Every human being deserves a good quality of life, that includes a good environment that allows them to develop properly.

Research has shown there is significant correlation between specific environmental factors and increased rates of disease states such as disproportionate rates of asthma, obesity, diabetes, and heart disease in the Latinx community, all of which additionally contribute to Latinos’ greater case rates, severity, and death rates from COVID-19.

The Baltimore Washington Region (BWR) is home to some of the wealthiest and poorest communities in America, and the environmental impact falls heavily on areas with high proportions of people of color.

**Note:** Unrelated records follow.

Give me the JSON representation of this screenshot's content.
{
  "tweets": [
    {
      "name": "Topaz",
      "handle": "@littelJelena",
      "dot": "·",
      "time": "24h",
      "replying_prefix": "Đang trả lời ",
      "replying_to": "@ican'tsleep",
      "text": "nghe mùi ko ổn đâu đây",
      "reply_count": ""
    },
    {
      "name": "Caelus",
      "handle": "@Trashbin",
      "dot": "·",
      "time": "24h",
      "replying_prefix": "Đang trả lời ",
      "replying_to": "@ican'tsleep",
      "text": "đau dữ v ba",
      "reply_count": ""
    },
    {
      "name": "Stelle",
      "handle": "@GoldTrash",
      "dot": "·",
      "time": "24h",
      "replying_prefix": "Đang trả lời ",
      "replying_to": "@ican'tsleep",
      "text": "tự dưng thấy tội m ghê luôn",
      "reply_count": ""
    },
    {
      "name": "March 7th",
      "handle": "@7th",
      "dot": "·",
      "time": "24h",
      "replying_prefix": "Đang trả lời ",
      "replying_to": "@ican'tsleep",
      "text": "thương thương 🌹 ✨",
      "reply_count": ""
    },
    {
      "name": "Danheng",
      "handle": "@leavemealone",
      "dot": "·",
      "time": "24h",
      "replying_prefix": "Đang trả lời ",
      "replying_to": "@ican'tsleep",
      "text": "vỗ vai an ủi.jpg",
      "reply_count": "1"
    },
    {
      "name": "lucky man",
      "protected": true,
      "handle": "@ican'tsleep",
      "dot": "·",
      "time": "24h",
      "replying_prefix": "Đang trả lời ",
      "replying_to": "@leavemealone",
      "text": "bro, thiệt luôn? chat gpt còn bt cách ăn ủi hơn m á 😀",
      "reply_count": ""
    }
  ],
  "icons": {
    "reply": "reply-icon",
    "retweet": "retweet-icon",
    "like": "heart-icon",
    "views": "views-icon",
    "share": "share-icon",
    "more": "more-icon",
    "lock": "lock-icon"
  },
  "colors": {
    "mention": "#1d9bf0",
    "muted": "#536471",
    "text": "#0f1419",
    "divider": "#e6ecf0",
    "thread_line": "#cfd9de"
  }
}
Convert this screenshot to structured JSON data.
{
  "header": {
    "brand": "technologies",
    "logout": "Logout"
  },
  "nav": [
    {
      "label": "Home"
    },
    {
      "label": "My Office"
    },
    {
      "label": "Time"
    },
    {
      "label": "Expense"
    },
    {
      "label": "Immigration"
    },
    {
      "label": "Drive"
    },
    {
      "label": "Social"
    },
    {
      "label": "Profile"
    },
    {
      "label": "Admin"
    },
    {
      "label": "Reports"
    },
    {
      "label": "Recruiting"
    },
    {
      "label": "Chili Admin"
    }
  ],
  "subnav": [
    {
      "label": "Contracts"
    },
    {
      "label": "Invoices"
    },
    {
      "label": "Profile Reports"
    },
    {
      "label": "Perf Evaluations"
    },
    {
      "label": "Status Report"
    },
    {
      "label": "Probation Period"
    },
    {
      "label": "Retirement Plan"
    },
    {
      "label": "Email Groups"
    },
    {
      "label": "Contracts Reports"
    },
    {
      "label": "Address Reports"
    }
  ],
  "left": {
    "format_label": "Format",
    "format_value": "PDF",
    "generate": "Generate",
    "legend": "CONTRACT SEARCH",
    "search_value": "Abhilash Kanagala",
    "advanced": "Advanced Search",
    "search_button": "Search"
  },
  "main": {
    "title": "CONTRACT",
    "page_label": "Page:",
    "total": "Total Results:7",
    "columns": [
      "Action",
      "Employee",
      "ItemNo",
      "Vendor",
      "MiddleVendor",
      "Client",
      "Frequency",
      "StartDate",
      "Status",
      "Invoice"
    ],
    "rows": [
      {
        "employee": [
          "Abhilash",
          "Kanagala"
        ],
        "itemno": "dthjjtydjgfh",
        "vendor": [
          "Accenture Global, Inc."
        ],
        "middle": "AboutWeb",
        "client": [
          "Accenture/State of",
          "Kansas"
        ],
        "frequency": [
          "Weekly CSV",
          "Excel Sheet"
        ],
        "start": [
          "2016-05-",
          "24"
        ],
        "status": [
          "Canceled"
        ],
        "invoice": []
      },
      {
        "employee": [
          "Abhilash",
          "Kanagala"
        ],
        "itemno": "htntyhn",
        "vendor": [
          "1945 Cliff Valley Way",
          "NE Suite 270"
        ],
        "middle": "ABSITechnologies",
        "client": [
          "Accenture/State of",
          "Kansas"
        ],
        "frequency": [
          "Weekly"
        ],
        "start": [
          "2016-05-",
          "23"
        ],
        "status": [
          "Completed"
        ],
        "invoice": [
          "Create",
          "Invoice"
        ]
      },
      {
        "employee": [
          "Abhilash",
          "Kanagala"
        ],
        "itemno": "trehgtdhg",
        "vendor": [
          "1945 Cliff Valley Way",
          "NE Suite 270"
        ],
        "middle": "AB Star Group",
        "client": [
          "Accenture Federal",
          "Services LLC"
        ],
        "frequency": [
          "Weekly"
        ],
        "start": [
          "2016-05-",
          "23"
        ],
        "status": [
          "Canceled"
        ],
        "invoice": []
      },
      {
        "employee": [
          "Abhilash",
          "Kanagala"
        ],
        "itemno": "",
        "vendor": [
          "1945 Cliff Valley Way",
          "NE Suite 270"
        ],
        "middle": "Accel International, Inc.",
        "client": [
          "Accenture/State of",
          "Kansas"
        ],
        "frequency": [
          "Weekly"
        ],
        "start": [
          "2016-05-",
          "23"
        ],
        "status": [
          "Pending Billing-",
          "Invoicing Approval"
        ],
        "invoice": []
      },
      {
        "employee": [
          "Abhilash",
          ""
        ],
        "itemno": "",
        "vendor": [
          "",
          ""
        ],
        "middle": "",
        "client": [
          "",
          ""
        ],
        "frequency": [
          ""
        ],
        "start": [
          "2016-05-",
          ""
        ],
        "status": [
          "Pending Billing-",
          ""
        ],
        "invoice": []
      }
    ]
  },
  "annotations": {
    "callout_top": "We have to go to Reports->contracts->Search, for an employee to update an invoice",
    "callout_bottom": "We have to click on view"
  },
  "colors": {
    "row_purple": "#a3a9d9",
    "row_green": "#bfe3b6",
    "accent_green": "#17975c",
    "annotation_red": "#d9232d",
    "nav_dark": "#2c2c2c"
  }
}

In 2018, 2.3 million Hispanics reported that they currently have asthma according to the US Department of Health and Human Services, Office of Minority Health. Hispanics are twice as likely to visit the emergency department for asthma, as compared to non-Hispanic whites.

Hispanic children are 40 percent more likely to die from asthma, as compared to non-Hispanic whites. While all of the causes of asthma remain unclear, children exposed to secondhand tobacco smoke and higher levels of exposure are at increased risk for acute lower respiratory tract infections, such as bronchitis.

Children living below or near the poverty level are more likely to have high levels of blood cotinine, a breakdown product of nicotine, than children living in higher income families.

Pollutants like particulate matter (often referred to as particle pollution), ground-level ozone, carbon monoxide, sulfur dioxide, nitrogen dioxide, and lead, are all extremely harmful for human health and the environment.

Environmental Racism means that many Black, Brown, and Indigenous communities face disproportionate hazards when it comes to air quality, and water quality. All of which have impacted health in Latinx communities across the state, making them more vulnerable to Covid-19 infections and morbidity as a result of weakened immune systems and chronic conditions related to pollutants/contaminants in the places they lived and worked.




Discover our informative and interactive material about Environmental Health

Enter our blog and learn about stories, articles, infographics and videos about Environmental Health in the Latino community in Maryland. You will also find a directory of institutions that can provide you with the support you need depending on the area in which you are.

Go to Directory


Meet our Environmental Health allies

These are the institutions that help us coordinate aid to communities at risk. Click on each logo to be redirected to their own websites.